[WHAT IS BEING ASKED]: Check each line of the records below and collect those holding "セットアップ".
DATA TO USE section start
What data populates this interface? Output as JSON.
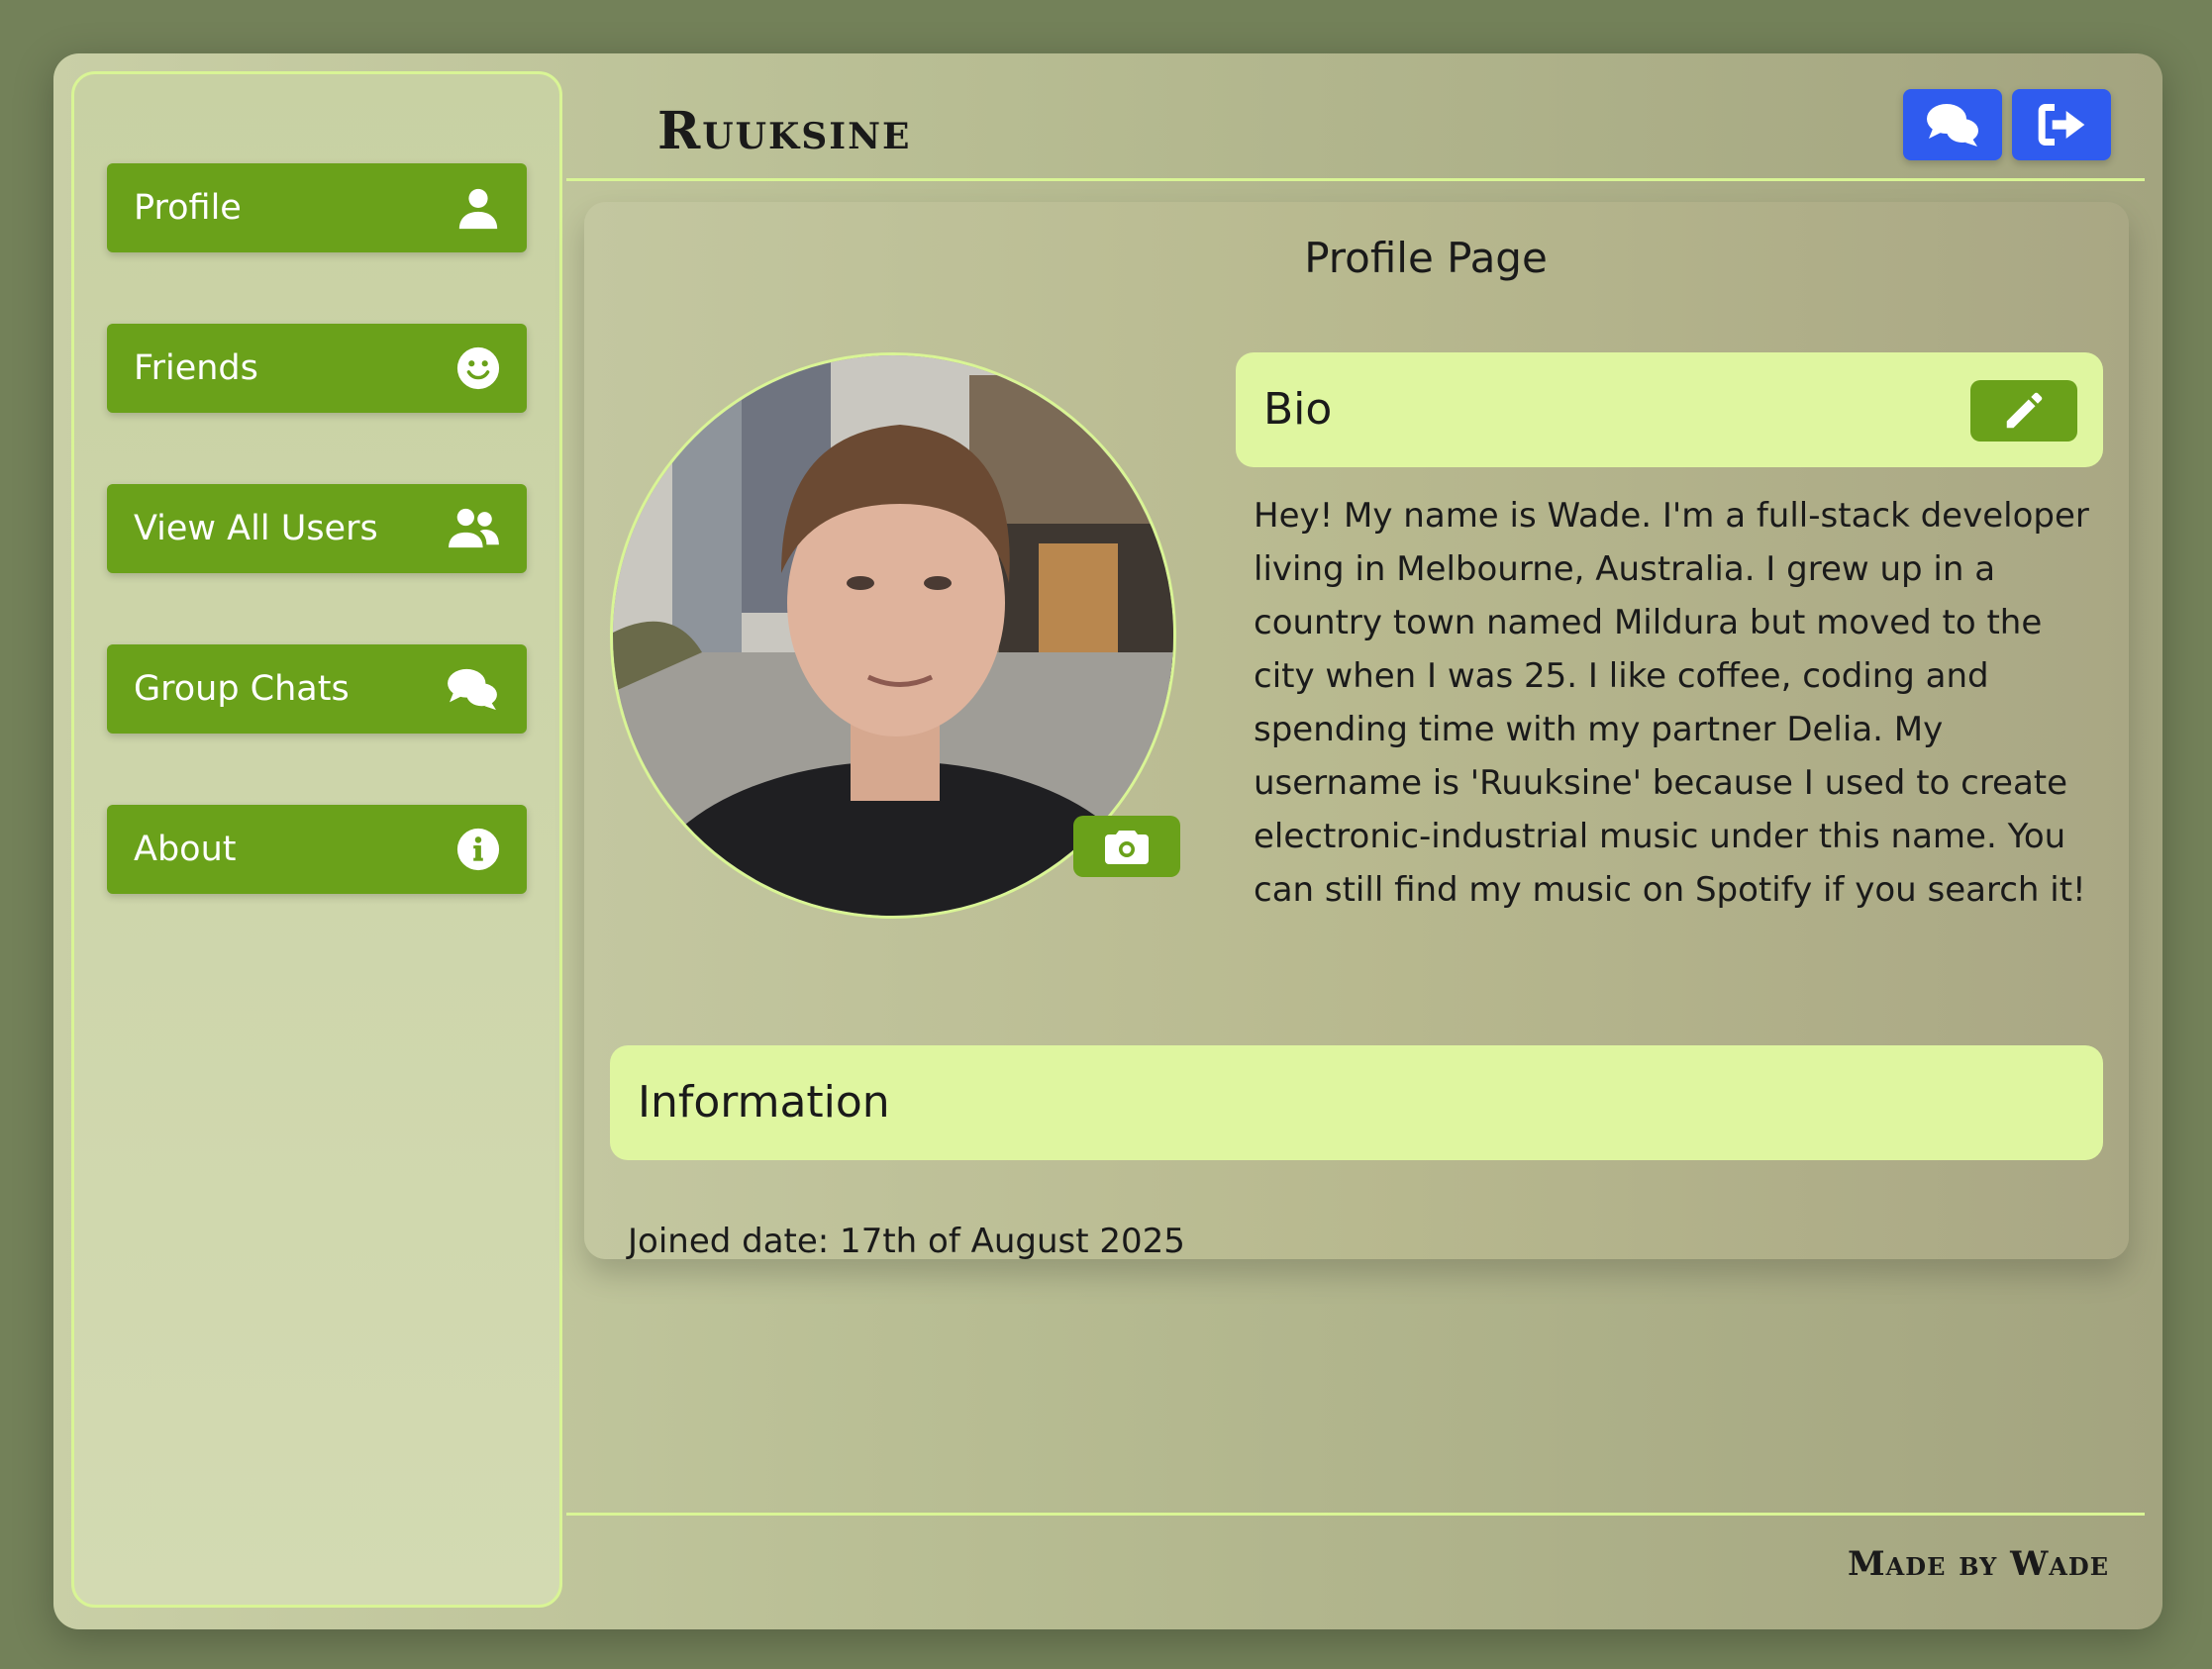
{
  "app": {
    "title": "Ruuksine",
    "footer": "Made by Wade"
  },
  "sidebar": {
    "items": [
      {
        "label": "Profile",
        "icon": "user-icon"
      },
      {
        "label": "Friends",
        "icon": "smile-icon"
      },
      {
        "label": "View All Users",
        "icon": "users-icon"
      },
      {
        "label": "Group Chats",
        "icon": "comments-icon"
      },
      {
        "label": "About",
        "icon": "info-icon"
      }
    ]
  },
  "header": {
    "buttons": [
      {
        "icon": "comments-icon"
      },
      {
        "icon": "sign-out-icon"
      }
    ]
  },
  "profile": {
    "page_title": "Profile Page",
    "bio_heading": "Bio",
    "bio_text": "Hey! My name is Wade. I'm a full-stack developer living in Melbourne, Australia. I grew up in a country town named Mildura but moved to the city when I was 25. I like coffee, coding and spending time with my partner Delia. My username is 'Ruuksine' because I used to create electronic-industrial music under this name. You can still find my music on Spotify if you search it!",
    "info_heading": "Information",
    "joined": "Joined date: 17th of August 2025"
  },
  "colors": {
    "accent_green": "#6aa11a",
    "light_green": "#dff6a0",
    "blue": "#2f5bef"
  }
}
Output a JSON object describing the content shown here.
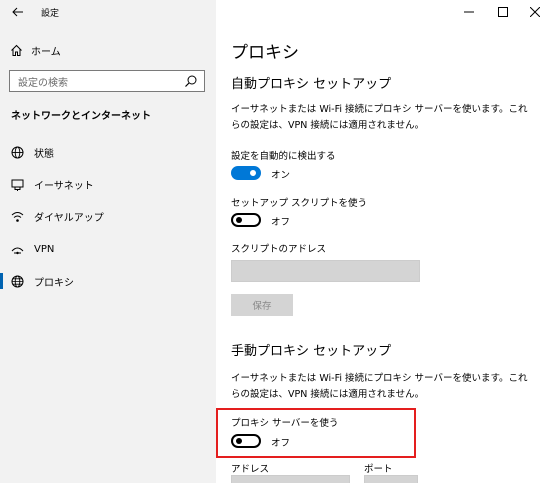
{
  "window": {
    "app_title": "設定"
  },
  "sidebar": {
    "home_label": "ホーム",
    "search_placeholder": "設定の検索",
    "section_title": "ネットワークとインターネット",
    "items": [
      {
        "label": "状態",
        "icon": "globe-status-icon"
      },
      {
        "label": "イーサネット",
        "icon": "ethernet-icon"
      },
      {
        "label": "ダイヤルアップ",
        "icon": "dialup-icon"
      },
      {
        "label": "VPN",
        "icon": "vpn-icon"
      },
      {
        "label": "プロキシ",
        "icon": "globe-icon",
        "selected": true
      }
    ]
  },
  "main": {
    "page_title": "プロキシ",
    "auto": {
      "heading": "自動プロキシ セットアップ",
      "description": "イーサネットまたは Wi-Fi 接続にプロキシ サーバーを使います。これらの設定は、VPN 接続には適用されません。",
      "detect_label": "設定を自動的に検出する",
      "detect_state": "オン",
      "script_label": "セットアップ スクリプトを使う",
      "script_state": "オフ",
      "address_label": "スクリプトのアドレス",
      "address_value": "",
      "save_label": "保存"
    },
    "manual": {
      "heading": "手動プロキシ セットアップ",
      "description": "イーサネットまたは Wi-Fi 接続にプロキシ サーバーを使います。これらの設定は、VPN 接続には適用されません。",
      "use_proxy_label": "プロキシ サーバーを使う",
      "use_proxy_state": "オフ",
      "address_col_label": "アドレス",
      "port_col_label": "ポート"
    }
  },
  "colors": {
    "accent": "#0078d7",
    "highlight_border": "#e41e1e",
    "sidebar_bg": "#f2f2f2"
  }
}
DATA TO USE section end
[RESPONSE]:
      "heading": "自動プロキシ セットアップ",
      "script_label": "セットアップ スクリプトを使う",
      "heading": "手動プロキシ セットアップ",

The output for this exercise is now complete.